Data excerpts
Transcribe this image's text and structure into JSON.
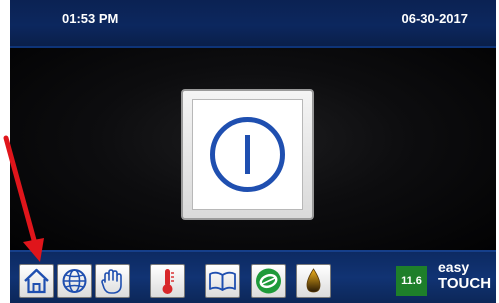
{
  "status_bar": {
    "time": "01:53 PM",
    "date": "06-30-2017"
  },
  "main": {
    "power_button_icon": "power-icon"
  },
  "nav_bar": {
    "buttons": [
      {
        "icon": "home-icon"
      },
      {
        "icon": "globe-icon"
      },
      {
        "icon": "hand-icon"
      },
      {
        "icon": "thermometer-icon"
      },
      {
        "icon": "book-icon"
      },
      {
        "icon": "eco-leaf-icon"
      },
      {
        "icon": "oil-drop-icon"
      }
    ],
    "pressure_value": "11.6",
    "logo": {
      "line1": "easy",
      "line2": "TOUCH"
    }
  },
  "annotation": {
    "arrow_color": "#e0151b",
    "points_to": "home-icon"
  },
  "colors": {
    "bar_blue": "#0c275e",
    "power_blue": "#1f4fb0",
    "pressure_green": "#1e7f2a"
  }
}
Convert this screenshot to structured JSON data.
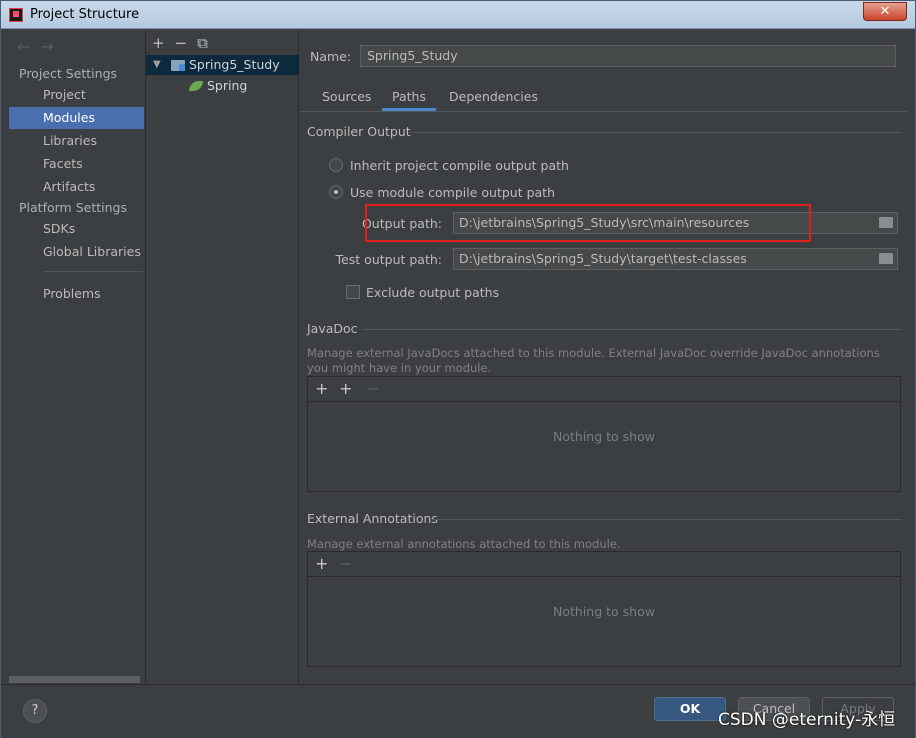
{
  "window": {
    "title": "Project Structure",
    "close_glyph": "✕"
  },
  "nav": {
    "back_icon": "←",
    "forward_icon": "→",
    "project_settings": "Project Settings",
    "items_project": [
      "Project",
      "Modules",
      "Libraries",
      "Facets",
      "Artifacts"
    ],
    "platform_settings": "Platform Settings",
    "items_platform": [
      "SDKs",
      "Global Libraries"
    ],
    "problems": "Problems",
    "selected": "Modules"
  },
  "tree": {
    "toolbar": {
      "add": "+",
      "remove": "−",
      "copy": "⧉"
    },
    "module": "Spring5_Study",
    "facet": "Spring"
  },
  "main": {
    "name_label": "Name:",
    "name_value": "Spring5_Study",
    "tabs": [
      "Sources",
      "Paths",
      "Dependencies"
    ],
    "active_tab": "Paths",
    "compiler_output": {
      "title": "Compiler Output",
      "inherit_label": "Inherit project compile output path",
      "use_module_label": "Use module compile output path",
      "selected_option": "use_module",
      "output_path_label": "Output path:",
      "output_path_value": "D:\\jetbrains\\Spring5_Study\\src\\main\\resources",
      "test_output_path_label": "Test output path:",
      "test_output_path_value": "D:\\jetbrains\\Spring5_Study\\target\\test-classes",
      "exclude_label": "Exclude output paths",
      "exclude_checked": false
    },
    "javadoc": {
      "title": "JavaDoc",
      "description": "Manage external JavaDocs attached to this module. External JavaDoc override JavaDoc annotations you might have in your module.",
      "add": "+",
      "add_url": "+",
      "remove": "−",
      "empty": "Nothing to show"
    },
    "external_annotations": {
      "title": "External Annotations",
      "description": "Manage external annotations attached to this module.",
      "add": "+",
      "remove": "−",
      "empty": "Nothing to show"
    }
  },
  "footer": {
    "help": "?",
    "ok": "OK",
    "cancel": "Cancel",
    "apply": "Apply"
  },
  "watermark": "CSDN @eternity-永恒",
  "colors": {
    "selection": "#4b6eaf",
    "highlight_box": "#e31c1c",
    "ok_button": "#365880"
  }
}
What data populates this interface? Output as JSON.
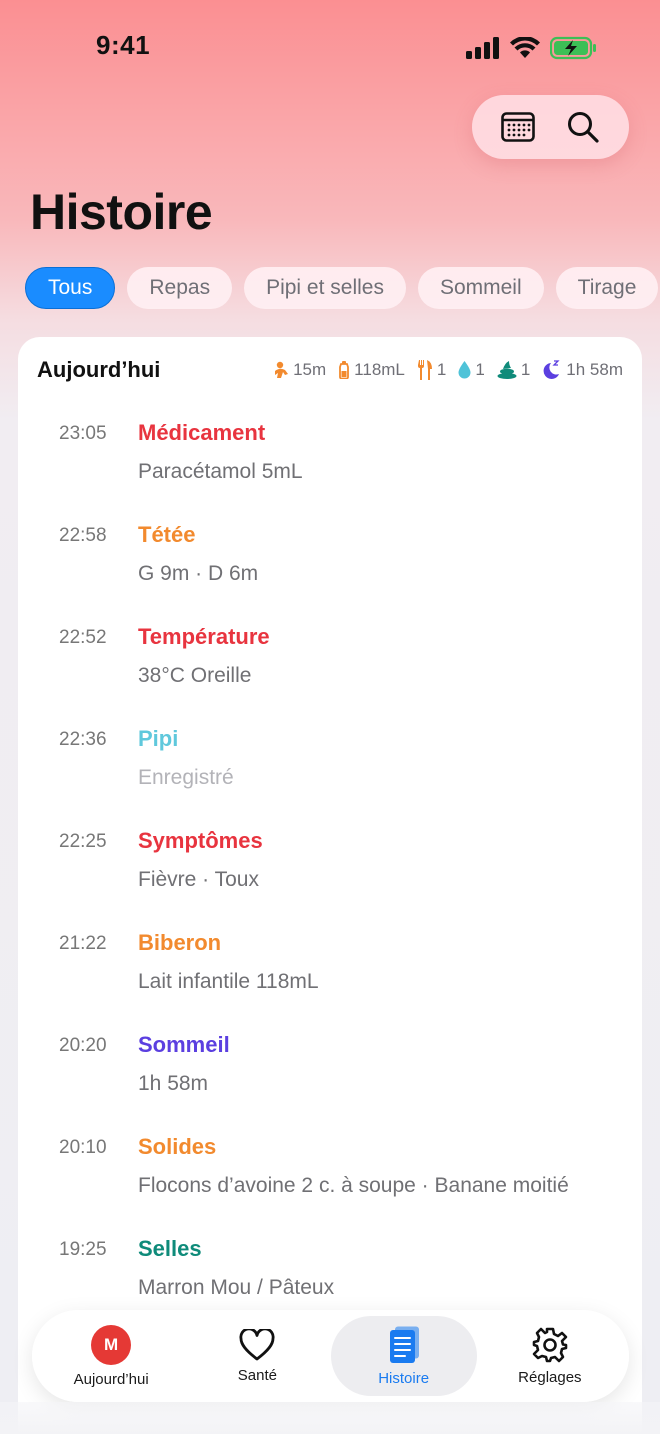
{
  "status": {
    "time": "9:41"
  },
  "colors": {
    "accent": "#1a8cff",
    "red": "#e8343f",
    "orange": "#f28a2e",
    "teal": "#4fc3d8",
    "purple": "#5b3fe0",
    "green": "#0f8b7a"
  },
  "header": {
    "title": "Histoire"
  },
  "filters": [
    "Tous",
    "Repas",
    "Pipi et selles",
    "Sommeil",
    "Tirage"
  ],
  "day": {
    "label": "Aujourd’hui",
    "summary": {
      "nursing": "15m",
      "bottle": "118mL",
      "solids": "1",
      "pee": "1",
      "poop": "1",
      "sleep": "1h 58m"
    }
  },
  "entries": [
    {
      "time": "23:05",
      "title": "Médicament",
      "detail": "Paracétamol 5mL",
      "color": "#e8343f"
    },
    {
      "time": "22:58",
      "title": "Tétée",
      "detail": "G 9m · D 6m",
      "color": "#f28a2e"
    },
    {
      "time": "22:52",
      "title": "Température",
      "detail": "38°C Oreille",
      "color": "#e8343f"
    },
    {
      "time": "22:36",
      "title": "Pipi",
      "detail": "Enregistré",
      "color": "#5fc8dc",
      "muted": true
    },
    {
      "time": "22:25",
      "title": "Symptômes",
      "detail": "Fièvre · Toux",
      "color": "#e8343f"
    },
    {
      "time": "21:22",
      "title": "Biberon",
      "detail": "Lait infantile 118mL",
      "color": "#f28a2e"
    },
    {
      "time": "20:20",
      "title": "Sommeil",
      "detail": "1h 58m",
      "color": "#5b3fe0"
    },
    {
      "time": "20:10",
      "title": "Solides",
      "detail": "Flocons d’avoine 2 c. à soupe · Banane moitié",
      "color": "#f28a2e"
    },
    {
      "time": "19:25",
      "title": "Selles",
      "detail": "Marron Mou / Pâteux",
      "color": "#0f8b7a"
    }
  ],
  "tabs": [
    {
      "label": "Aujourd’hui",
      "avatar": "M"
    },
    {
      "label": "Santé"
    },
    {
      "label": "Histoire"
    },
    {
      "label": "Réglages"
    }
  ]
}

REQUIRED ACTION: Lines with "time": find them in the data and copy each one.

RESULT:
    "time": "01:53 PM",
    "time": "9:41"
      "time": "23:05",
      "time": "22:58",
      "time": "22:52",
      "time": "22:36",
      "time": "22:25",
      "time": "21:22",
      "time": "20:20",
      "time": "20:10",
      "time": "19:25",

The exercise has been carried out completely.